The kindness of Jesus in the Eucharist approaches even to weakness.
Oh, let us not be scandalized here! It is the triumph of Eucharistic goodness. Behold a mother whose tenderness knows no limit but death. Behold the father of the prodigal who runs out to meet his son, who weeps with Joy seeing once more that ingrate who had spent his fortune riotously. The world calls that weakness, but it is the heroism of love. What shall we say of the goodness of the God of the Eucharist? Ah, yes. Lord! We must call it the scandal of Thy goodness.

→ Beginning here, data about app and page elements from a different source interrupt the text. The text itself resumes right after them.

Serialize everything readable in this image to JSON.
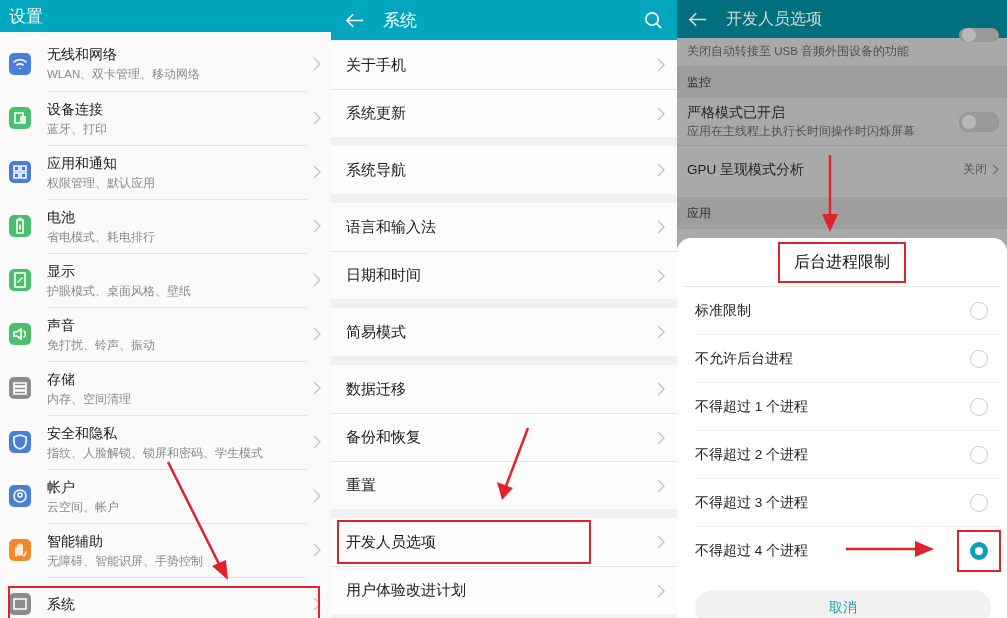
{
  "settings": {
    "title": "设置",
    "items": [
      {
        "title": "无线和网络",
        "subtitle": "WLAN、双卡管理、移动网络",
        "color": "#4a7fd9",
        "highlighted": false
      },
      {
        "title": "设备连接",
        "subtitle": "蓝牙、打印",
        "color": "#4cbf6e",
        "highlighted": false
      },
      {
        "title": "应用和通知",
        "subtitle": "权限管理、默认应用",
        "color": "#4a7fd9",
        "highlighted": false
      },
      {
        "title": "电池",
        "subtitle": "省电模式、耗电排行",
        "color": "#4cbf6e",
        "highlighted": false
      },
      {
        "title": "显示",
        "subtitle": "护眼模式、桌面风格、壁纸",
        "color": "#4cbf6e",
        "highlighted": false
      },
      {
        "title": "声音",
        "subtitle": "免打扰、铃声、振动",
        "color": "#4cbf6e",
        "highlighted": false
      },
      {
        "title": "存储",
        "subtitle": "内存、空间清理",
        "color": "#8c8c8c",
        "highlighted": false
      },
      {
        "title": "安全和隐私",
        "subtitle": "指纹、人脸解锁、锁屏和密码、学生模式",
        "color": "#4a7fd9",
        "highlighted": false
      },
      {
        "title": "帐户",
        "subtitle": "云空间、帐户",
        "color": "#4a7fd9",
        "highlighted": false
      },
      {
        "title": "智能辅助",
        "subtitle": "无障碍、智能识屏、手势控制",
        "color": "#f08a2c",
        "highlighted": false
      },
      {
        "title": "系统",
        "color": "#8c8c8c",
        "highlighted": true
      }
    ]
  },
  "system": {
    "title": "系统",
    "groups": [
      {
        "items": [
          {
            "label": "关于手机",
            "highlighted": false
          },
          {
            "label": "系统更新",
            "highlighted": false
          }
        ]
      },
      {
        "items": [
          {
            "label": "系统导航",
            "highlighted": false
          }
        ]
      },
      {
        "items": [
          {
            "label": "语言和输入法",
            "highlighted": false
          },
          {
            "label": "日期和时间",
            "highlighted": false
          }
        ]
      },
      {
        "items": [
          {
            "label": "简易模式",
            "highlighted": false
          }
        ]
      },
      {
        "items": [
          {
            "label": "数据迁移",
            "highlighted": false
          },
          {
            "label": "备份和恢复",
            "highlighted": false
          },
          {
            "label": "重置",
            "highlighted": false
          }
        ]
      },
      {
        "items": [
          {
            "label": "开发人员选项",
            "highlighted": true
          },
          {
            "label": "用户体验改进计划",
            "highlighted": false
          }
        ]
      }
    ]
  },
  "developer": {
    "title": "开发人员选项",
    "rows": [
      {
        "kind": "note",
        "text": "关闭自动转接至 USB 音频外围设备的功能",
        "on": false
      },
      {
        "kind": "section",
        "text": "监控"
      },
      {
        "kind": "toggle",
        "title": "严格模式已开启",
        "subtitle": "应用在主线程上执行长时间操作时闪烁屏幕",
        "on": false
      },
      {
        "kind": "value",
        "title": "GPU 呈现模式分析",
        "value": "关闭"
      },
      {
        "kind": "section",
        "text": "应用"
      }
    ],
    "dialog": {
      "title": "后台进程限制",
      "title_highlighted": true,
      "options": [
        {
          "label": "标准限制",
          "selected": false,
          "highlighted": false
        },
        {
          "label": "不允许后台进程",
          "selected": false,
          "highlighted": false
        },
        {
          "label": "不得超过 1 个进程",
          "selected": false,
          "highlighted": false
        },
        {
          "label": "不得超过 2 个进程",
          "selected": false,
          "highlighted": false
        },
        {
          "label": "不得超过 3 个进程",
          "selected": false,
          "highlighted": false
        },
        {
          "label": "不得超过 4 个进程",
          "selected": true,
          "highlighted": true
        }
      ],
      "cancel": "取消"
    }
  }
}
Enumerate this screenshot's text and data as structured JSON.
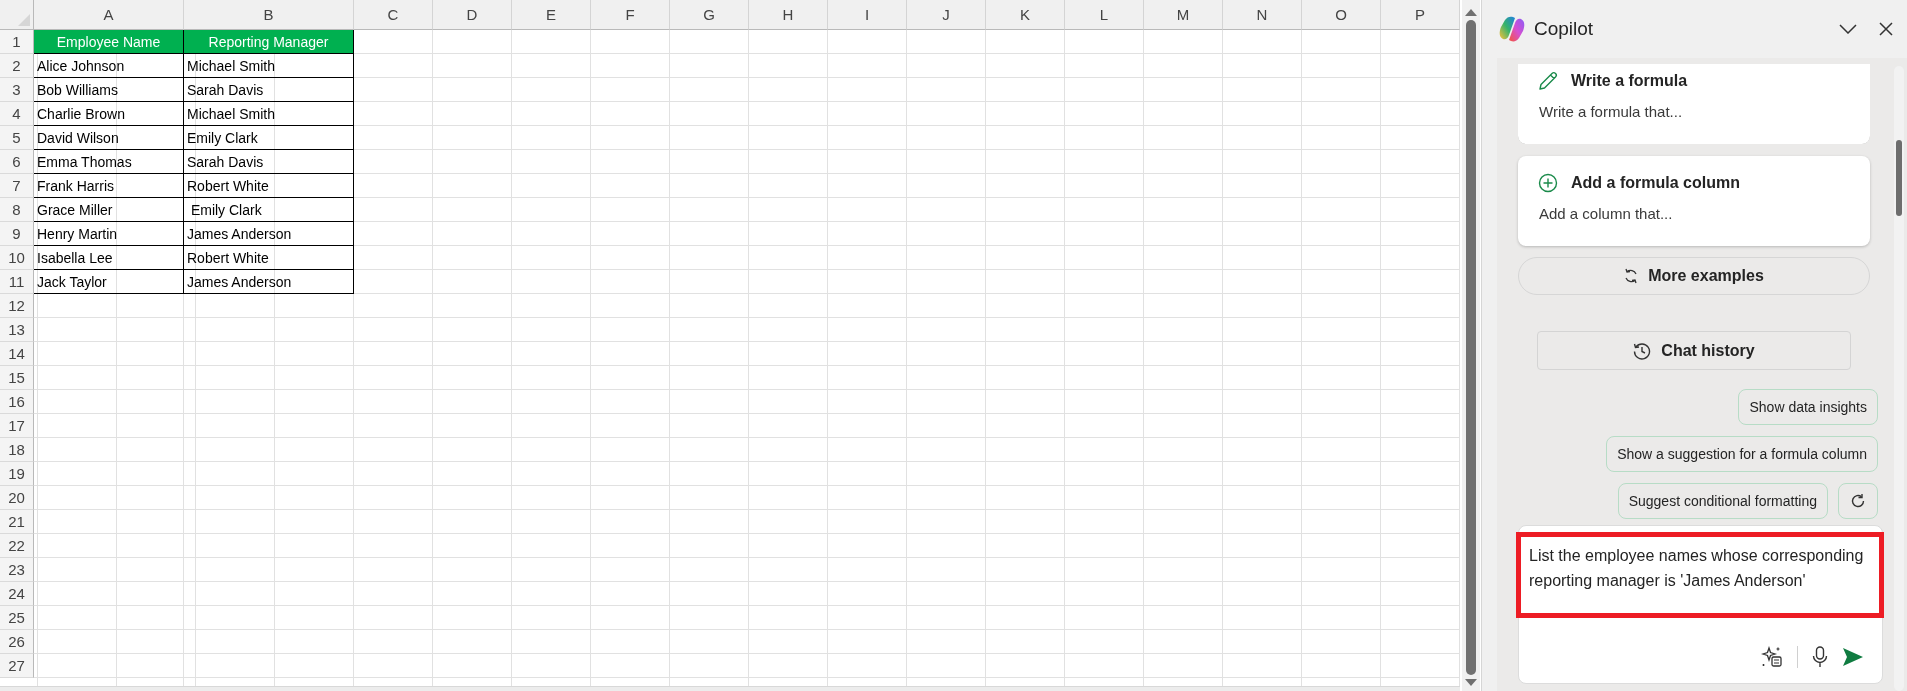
{
  "sheet": {
    "columns": [
      "A",
      "B",
      "C",
      "D",
      "E",
      "F",
      "G",
      "H",
      "I",
      "J",
      "K",
      "L",
      "M",
      "N",
      "O",
      "P"
    ],
    "row_numbers": [
      "1",
      "2",
      "3",
      "4",
      "5",
      "6",
      "7",
      "8",
      "9",
      "10",
      "11",
      "12",
      "13",
      "14",
      "15",
      "16",
      "17",
      "18",
      "19",
      "20",
      "21",
      "22",
      "23",
      "24",
      "25",
      "26",
      "27"
    ],
    "table_header": [
      "Employee Name",
      "Reporting Manager"
    ],
    "table_rows": [
      [
        "Alice Johnson",
        "Michael Smith"
      ],
      [
        "Bob Williams",
        "Sarah Davis"
      ],
      [
        "Charlie Brown",
        "Michael Smith"
      ],
      [
        "David Wilson",
        "Emily Clark"
      ],
      [
        "Emma Thomas",
        "Sarah Davis"
      ],
      [
        "Frank Harris",
        "Robert White"
      ],
      [
        "Grace Miller",
        " Emily Clark"
      ],
      [
        "Henry Martin",
        "James Anderson"
      ],
      [
        "Isabella Lee",
        "Robert White"
      ],
      [
        "Jack Taylor",
        "James Anderson"
      ]
    ]
  },
  "copilot": {
    "title": "Copilot",
    "cards": [
      {
        "kind": "pencil",
        "title": "Write a formula",
        "text": "Write a formula that..."
      },
      {
        "kind": "plus",
        "title": "Add a formula column",
        "text": "Add a column that..."
      }
    ],
    "more_examples": "More examples",
    "chat_history": "Chat history",
    "suggestions": [
      "Show data insights",
      "Show a suggestion for a formula column",
      "Suggest conditional formatting"
    ],
    "prompt": {
      "value": "List the employee names whose corresponding reporting manager is 'James Anderson'",
      "highlighted": true
    }
  }
}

Jesus surrounds Himself with weakness in the Blessed Sacrament. He allows Himself to be insulted, dishonored, despised, profaned under His eyes, in His own presence, at the foot of His altars! And does not the angel of the Divine Eucharist Strike these new Judases? No, nothing of the kind. And does the Heavenly Father allow His Well-Beloved Son to be insulted? This is worse than Calvary. There, at least, the sun veiled itself in horror, the elements mourned over their Creator. But here, nothing! The Calvary of the Eucharist is everywhere raised. It began at the Cenacle, and it covers the earth. It will endure till the last moment of the world. O God, why this excess? It is the combat of goodness against ingratitude. It is Jesus wishing to show forth more love than man has hatred, wishing to love man in spite of himself, to do him good in spite of himself. He resigns Himself to everything rather than avenge Himself. He wants to gain man by His goodness. Behold the goodness of Jesus, without glory, without display, full of weakness, but all resplendent with love for those that will only see it.
Lord Jesus, God of the Eucharist, how good Thou art!